> [REQUIRED ACTION]: Produce an exact copy of the listing.

> [THE INPUT]:
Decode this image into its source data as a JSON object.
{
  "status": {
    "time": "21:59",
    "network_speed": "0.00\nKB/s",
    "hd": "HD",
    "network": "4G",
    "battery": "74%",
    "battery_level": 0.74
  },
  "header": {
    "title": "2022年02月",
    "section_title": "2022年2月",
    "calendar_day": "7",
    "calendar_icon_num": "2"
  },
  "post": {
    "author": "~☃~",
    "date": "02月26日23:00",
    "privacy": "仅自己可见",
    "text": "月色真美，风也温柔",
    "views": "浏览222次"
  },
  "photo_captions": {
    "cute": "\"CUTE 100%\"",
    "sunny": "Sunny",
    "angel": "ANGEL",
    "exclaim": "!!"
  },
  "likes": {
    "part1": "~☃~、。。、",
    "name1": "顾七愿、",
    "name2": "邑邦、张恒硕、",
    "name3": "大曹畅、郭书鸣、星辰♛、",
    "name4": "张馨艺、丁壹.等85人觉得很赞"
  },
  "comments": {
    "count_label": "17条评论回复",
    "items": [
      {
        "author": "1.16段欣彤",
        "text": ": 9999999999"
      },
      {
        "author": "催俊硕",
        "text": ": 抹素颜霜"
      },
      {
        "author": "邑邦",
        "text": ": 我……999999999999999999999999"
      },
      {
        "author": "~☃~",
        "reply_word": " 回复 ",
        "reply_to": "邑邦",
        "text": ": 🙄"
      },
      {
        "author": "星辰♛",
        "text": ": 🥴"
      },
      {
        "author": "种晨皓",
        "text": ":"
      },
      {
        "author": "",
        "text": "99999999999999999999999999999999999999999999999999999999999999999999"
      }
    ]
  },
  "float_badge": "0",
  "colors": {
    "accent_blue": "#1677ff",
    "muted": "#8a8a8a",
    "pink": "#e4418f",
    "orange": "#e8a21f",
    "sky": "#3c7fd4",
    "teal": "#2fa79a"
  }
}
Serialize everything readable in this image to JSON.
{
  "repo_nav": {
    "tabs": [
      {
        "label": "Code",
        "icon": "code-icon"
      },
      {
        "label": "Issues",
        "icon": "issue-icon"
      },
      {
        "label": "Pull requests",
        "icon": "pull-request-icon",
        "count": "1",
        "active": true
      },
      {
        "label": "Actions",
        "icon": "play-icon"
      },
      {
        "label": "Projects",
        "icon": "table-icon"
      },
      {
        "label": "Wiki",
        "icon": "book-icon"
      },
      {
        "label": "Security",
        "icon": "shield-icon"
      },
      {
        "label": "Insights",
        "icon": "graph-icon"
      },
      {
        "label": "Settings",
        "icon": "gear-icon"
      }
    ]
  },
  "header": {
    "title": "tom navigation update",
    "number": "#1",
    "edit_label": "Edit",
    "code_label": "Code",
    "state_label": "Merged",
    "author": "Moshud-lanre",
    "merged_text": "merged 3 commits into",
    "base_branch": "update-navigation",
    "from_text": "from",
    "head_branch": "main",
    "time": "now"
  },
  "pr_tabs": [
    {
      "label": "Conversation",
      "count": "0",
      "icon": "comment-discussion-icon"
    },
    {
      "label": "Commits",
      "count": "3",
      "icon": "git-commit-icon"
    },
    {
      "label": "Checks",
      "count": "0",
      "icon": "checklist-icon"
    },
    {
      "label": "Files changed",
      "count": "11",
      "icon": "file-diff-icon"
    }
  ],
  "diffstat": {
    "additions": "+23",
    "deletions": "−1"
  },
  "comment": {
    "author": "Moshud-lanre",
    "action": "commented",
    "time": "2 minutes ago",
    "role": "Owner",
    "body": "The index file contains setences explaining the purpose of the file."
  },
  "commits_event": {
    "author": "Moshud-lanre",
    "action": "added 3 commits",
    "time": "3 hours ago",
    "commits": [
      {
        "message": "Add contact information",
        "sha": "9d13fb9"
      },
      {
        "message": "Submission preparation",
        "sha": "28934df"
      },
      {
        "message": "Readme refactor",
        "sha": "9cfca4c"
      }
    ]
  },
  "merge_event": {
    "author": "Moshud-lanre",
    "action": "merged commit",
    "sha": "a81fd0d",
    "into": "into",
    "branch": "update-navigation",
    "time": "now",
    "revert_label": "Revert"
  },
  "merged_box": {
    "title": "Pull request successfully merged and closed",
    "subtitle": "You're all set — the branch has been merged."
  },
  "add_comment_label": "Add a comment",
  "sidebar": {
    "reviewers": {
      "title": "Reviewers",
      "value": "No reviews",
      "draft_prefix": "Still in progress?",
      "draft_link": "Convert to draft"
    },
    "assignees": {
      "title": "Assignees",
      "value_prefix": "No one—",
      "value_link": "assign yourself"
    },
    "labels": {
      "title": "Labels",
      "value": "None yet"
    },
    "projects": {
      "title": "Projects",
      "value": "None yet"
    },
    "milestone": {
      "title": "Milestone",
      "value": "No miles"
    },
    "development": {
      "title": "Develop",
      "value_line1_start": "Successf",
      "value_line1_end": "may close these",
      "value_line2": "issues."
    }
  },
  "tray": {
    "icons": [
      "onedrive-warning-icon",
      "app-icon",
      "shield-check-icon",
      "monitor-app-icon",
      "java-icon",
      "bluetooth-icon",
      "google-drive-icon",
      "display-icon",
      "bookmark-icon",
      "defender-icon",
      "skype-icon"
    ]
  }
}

> [SOLUTION BELOW]:
Decode this image into its source data as a JSON object.
{
  "status": {
    "time": "21:59",
    "network_speed": "0.00\nKB/s",
    "hd": "HD",
    "network": "4G",
    "battery": "74%",
    "battery_level": 0.74
  },
  "header": {
    "title": "2022年02月",
    "section_title": "2022年2月",
    "calendar_day": "7",
    "calendar_icon_num": "2"
  },
  "post": {
    "author": "~☃~",
    "date": "02月26日23:00",
    "privacy": "仅自己可见",
    "text": "月色真美，风也温柔",
    "views": "浏览222次"
  },
  "photo_captions": {
    "cute": "\"CUTE 100%\"",
    "sunny": "Sunny",
    "angel": "ANGEL",
    "exclaim": "!!"
  },
  "likes": {
    "part1": "~☃~、。。、",
    "name1": "顾七愿、",
    "name2": "邑邦、张恒硕、",
    "name3": "大曹畅、郭书鸣、星辰♛、",
    "name4": "张馨艺、丁壹.等85人觉得很赞"
  },
  "comments": {
    "count_label": "17条评论回复",
    "items": [
      {
        "author": "1.16段欣彤",
        "text": ": 9999999999"
      },
      {
        "author": "催俊硕",
        "text": ": 抹素颜霜"
      },
      {
        "author": "邑邦",
        "text": ": 我……999999999999999999999999"
      },
      {
        "author": "~☃~",
        "reply_word": " 回复 ",
        "reply_to": "邑邦",
        "text": ": 🙄"
      },
      {
        "author": "星辰♛",
        "text": ": 🥴"
      },
      {
        "author": "种晨皓",
        "text": ":"
      },
      {
        "author": "",
        "text": "99999999999999999999999999999999999999999999999999999999999999999999"
      }
    ]
  },
  "float_badge": "0",
  "colors": {
    "accent_blue": "#1677ff",
    "muted": "#8a8a8a",
    "pink": "#e4418f",
    "orange": "#e8a21f",
    "sky": "#3c7fd4",
    "teal": "#2fa79a"
  }
}
Serialize everything readable in this image to JSON.
{
  "repo_nav": {
    "tabs": [
      {
        "label": "Code",
        "icon": "code-icon"
      },
      {
        "label": "Issues",
        "icon": "issue-icon"
      },
      {
        "label": "Pull requests",
        "icon": "pull-request-icon",
        "count": "1",
        "active": true
      },
      {
        "label": "Actions",
        "icon": "play-icon"
      },
      {
        "label": "Projects",
        "icon": "table-icon"
      },
      {
        "label": "Wiki",
        "icon": "book-icon"
      },
      {
        "label": "Security",
        "icon": "shield-icon"
      },
      {
        "label": "Insights",
        "icon": "graph-icon"
      },
      {
        "label": "Settings",
        "icon": "gear-icon"
      }
    ]
  },
  "header": {
    "title": "tom navigation update",
    "number": "#1",
    "edit_label": "Edit",
    "code_label": "Code",
    "state_label": "Merged",
    "author": "Moshud-lanre",
    "merged_text": "merged 3 commits into",
    "base_branch": "update-navigation",
    "from_text": "from",
    "head_branch": "main",
    "time": "now"
  },
  "pr_tabs": [
    {
      "label": "Conversation",
      "count": "0",
      "icon": "comment-discussion-icon"
    },
    {
      "label": "Commits",
      "count": "3",
      "icon": "git-commit-icon"
    },
    {
      "label": "Checks",
      "count": "0",
      "icon": "checklist-icon"
    },
    {
      "label": "Files changed",
      "count": "11",
      "icon": "file-diff-icon"
    }
  ],
  "diffstat": {
    "additions": "+23",
    "deletions": "−1"
  },
  "comment": {
    "author": "Moshud-lanre",
    "action": "commented",
    "time": "2 minutes ago",
    "role": "Owner",
    "body": "The index file contains setences explaining the purpose of the file."
  },
  "commits_event": {
    "author": "Moshud-lanre",
    "action": "added 3 commits",
    "time": "3 hours ago",
    "commits": [
      {
        "message": "Add contact information",
        "sha": "9d13fb9"
      },
      {
        "message": "Submission preparation",
        "sha": "28934df"
      },
      {
        "message": "Readme refactor",
        "sha": "9cfca4c"
      }
    ]
  },
  "merge_event": {
    "author": "Moshud-lanre",
    "action": "merged commit",
    "sha": "a81fd0d",
    "into": "into",
    "branch": "update-navigation",
    "time": "now",
    "revert_label": "Revert"
  },
  "merged_box": {
    "title": "Pull request successfully merged and closed",
    "subtitle": "You're all set — the branch has been merged."
  },
  "add_comment_label": "Add a comment",
  "sidebar": {
    "reviewers": {
      "title": "Reviewers",
      "value": "No reviews",
      "draft_prefix": "Still in progress?",
      "draft_link": "Convert to draft"
    },
    "assignees": {
      "title": "Assignees",
      "value_prefix": "No one—",
      "value_link": "assign yourself"
    },
    "labels": {
      "title": "Labels",
      "value": "None yet"
    },
    "projects": {
      "title": "Projects",
      "value": "None yet"
    },
    "milestone": {
      "title": "Milestone",
      "value": "No miles"
    },
    "development": {
      "title": "Develop",
      "value_line1_start": "Successf",
      "value_line1_end": "may close these",
      "value_line2": "issues."
    }
  },
  "tray": {
    "icons": [
      "onedrive-warning-icon",
      "app-icon",
      "shield-check-icon",
      "monitor-app-icon",
      "java-icon",
      "bluetooth-icon",
      "google-drive-icon",
      "display-icon",
      "bookmark-icon",
      "defender-icon",
      "skype-icon"
    ]
  }
}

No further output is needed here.